When Ariana Grande‘s fans cried foul at reports her latest single, ‘Thank U, Next,’ was not topping the iTunes charts (despite being #1 on every other real time chart), Apple listened.
The result? An investigation was launched that deemed Kris Wu – a rising Chinese-Canadian actor and pop star – acquired his iTunes-dominating sales fraudulently.
Upon its release last week, Grande’s headline-grabbing single – ‘Thank U, Next’ (heard above) – immediately shot to the top of most real-time sales and streaming tallies…sans iTunes. Shooting and staying to #3, it was the only song on the real-time iTunes chart’s top 5 that was not owned by cuts found on the ‘Antares’ album by relatively unknown singer (by comparison) Kris Wu.

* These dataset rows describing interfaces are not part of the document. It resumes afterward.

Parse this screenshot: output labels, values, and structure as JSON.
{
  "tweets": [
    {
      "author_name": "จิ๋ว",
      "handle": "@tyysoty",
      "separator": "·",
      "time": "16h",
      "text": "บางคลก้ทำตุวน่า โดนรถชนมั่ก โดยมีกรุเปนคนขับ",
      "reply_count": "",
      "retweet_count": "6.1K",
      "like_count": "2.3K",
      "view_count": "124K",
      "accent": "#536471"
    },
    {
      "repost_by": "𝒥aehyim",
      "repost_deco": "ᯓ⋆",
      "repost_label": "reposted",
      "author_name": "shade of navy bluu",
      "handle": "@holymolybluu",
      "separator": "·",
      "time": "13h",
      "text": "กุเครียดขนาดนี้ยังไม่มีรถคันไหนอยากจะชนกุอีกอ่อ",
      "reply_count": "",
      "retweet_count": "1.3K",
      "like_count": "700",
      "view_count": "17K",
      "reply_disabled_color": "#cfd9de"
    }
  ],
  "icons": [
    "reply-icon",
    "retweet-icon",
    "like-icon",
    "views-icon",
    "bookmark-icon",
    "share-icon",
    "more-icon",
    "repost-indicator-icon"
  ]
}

Wu, a household name in Asia, was arguably not well known enough Stateside to hold a single by an artist of Grande’s caliber at bay. The result? Her fans, affectionately known as #Arianators, cried foul. The move eventually caught the attention of industry insiders who launched an investigation that revealed Wu’s streaming figures were not sufficient enough to support such a vast margin of interest in his downloads.
…Wu’s album sales were acquired fraudulently and will not count toward the iTunes sales chart reported to Nielsen and disseminated by Billboard. The determination was made to “suppress those sales numbers” on Wednesday afternoon following patterns of high-volume purchases on iTunes, first of the explicit version of “Antares,” and then of the clean version.
In a statement early Thursday, a rep for Nielsen (which publishes chart data in Billboard) said the data is under review: “Billboard and Nielsen Music are working closely to ensure both the accuracy and legitimacy of the sales volumes being reported for Kris Wu this week. We capture data from a number of sources including streaming, radio and retail, allowing us to validate the accuracy of sales and playback information as well as identify anomalies. As we do with all reports when irregularities are noticed during the normal weekly validation process, we work closely with our partners to address the issue, which may result in excluding any irregular or excessive sales patterns, prior to charts being finalized.”
How did this come to be? Theorists believe interest from Wu’s large Chinese fan base was to blame. As his album’s release was held back in his native country his fans opted to use other means to secure the album. The result caused a skew in U.S. sales figures.
This theory was supported by Ariana Grande manager Scooter Braun in an Instagram post early Thursday, relating a conversation he’d had with Wu. “Last night we had an opportunity to connect and talk and show respect,” he wrote. “It was explained to he and I last night that because his release was held back in China for his birthday his fans went and got the music any way they could and that was US Itunes. Once the release in China took place the fans had their access. He has never been removed from the charts on iTunes. That is false. Those were real people from the US and international community and not bots like many have rumored. I have never wished anything bad for Kris nor any other artist and those saying otherwise are wrong. Any fans of anyone I manage who are using this opportunity to spread any sort of division or racism are dead wrong and I won’t stand for it.”
With the recount in place, Wu’s not only been dethroned from the iTunes top spot where (as of time reported) Grande sits, but his songs are nowhere to be found in the iTunes top 100. Gives her a new reason to say ‘thank u, next.’